Work to be completed ::
Identify and pull out each line of the entries in which "Copy" occurs.

○ ○ ○ ○

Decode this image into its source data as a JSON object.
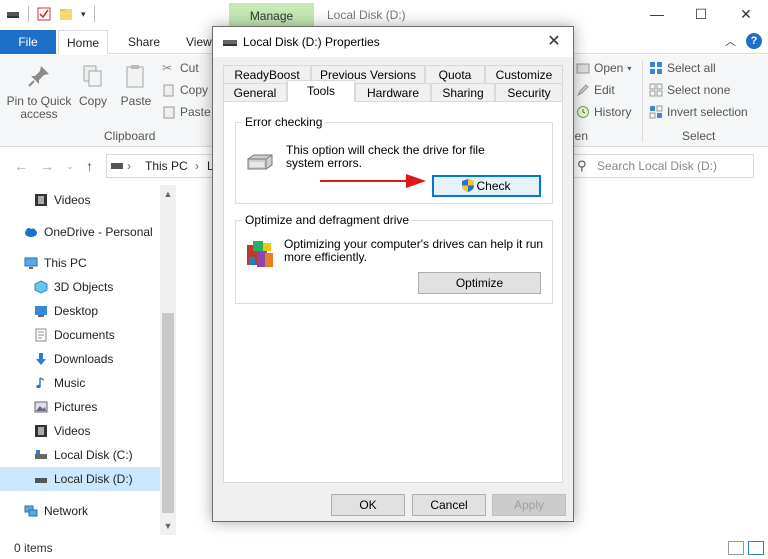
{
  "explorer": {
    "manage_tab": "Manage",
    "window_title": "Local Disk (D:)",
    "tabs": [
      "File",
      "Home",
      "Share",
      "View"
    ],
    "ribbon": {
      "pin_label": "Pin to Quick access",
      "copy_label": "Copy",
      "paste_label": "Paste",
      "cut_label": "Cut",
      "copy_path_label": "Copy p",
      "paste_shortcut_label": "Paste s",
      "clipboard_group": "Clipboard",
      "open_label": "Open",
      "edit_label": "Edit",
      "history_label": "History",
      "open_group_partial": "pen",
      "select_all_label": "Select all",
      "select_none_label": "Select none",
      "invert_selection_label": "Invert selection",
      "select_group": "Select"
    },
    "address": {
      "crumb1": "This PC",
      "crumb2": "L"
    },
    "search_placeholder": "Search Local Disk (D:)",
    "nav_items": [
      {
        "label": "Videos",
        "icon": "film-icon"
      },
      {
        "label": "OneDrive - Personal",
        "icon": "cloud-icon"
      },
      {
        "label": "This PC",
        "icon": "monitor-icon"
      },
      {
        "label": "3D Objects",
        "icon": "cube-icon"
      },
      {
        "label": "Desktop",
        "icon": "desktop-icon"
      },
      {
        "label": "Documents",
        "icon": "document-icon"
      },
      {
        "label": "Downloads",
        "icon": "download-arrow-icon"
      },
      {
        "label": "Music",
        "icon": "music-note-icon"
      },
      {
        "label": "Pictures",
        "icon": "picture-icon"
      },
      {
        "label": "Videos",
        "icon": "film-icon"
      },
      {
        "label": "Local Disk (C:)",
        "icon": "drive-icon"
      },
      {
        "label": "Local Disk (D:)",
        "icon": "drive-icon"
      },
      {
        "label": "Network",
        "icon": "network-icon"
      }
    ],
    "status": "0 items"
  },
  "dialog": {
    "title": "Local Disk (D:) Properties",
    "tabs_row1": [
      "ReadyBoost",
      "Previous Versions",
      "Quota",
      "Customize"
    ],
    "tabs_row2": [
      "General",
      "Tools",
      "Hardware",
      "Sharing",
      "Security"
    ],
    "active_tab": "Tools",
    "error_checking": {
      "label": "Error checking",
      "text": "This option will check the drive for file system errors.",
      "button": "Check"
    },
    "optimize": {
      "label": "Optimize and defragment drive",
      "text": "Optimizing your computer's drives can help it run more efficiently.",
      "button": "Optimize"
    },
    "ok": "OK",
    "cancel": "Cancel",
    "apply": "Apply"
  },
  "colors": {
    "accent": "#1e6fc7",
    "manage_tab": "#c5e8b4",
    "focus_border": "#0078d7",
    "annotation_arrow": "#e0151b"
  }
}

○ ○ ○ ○

Result of the exercise ::
      "copy_label": "Copy",
      "copy_path_label": "Copy p",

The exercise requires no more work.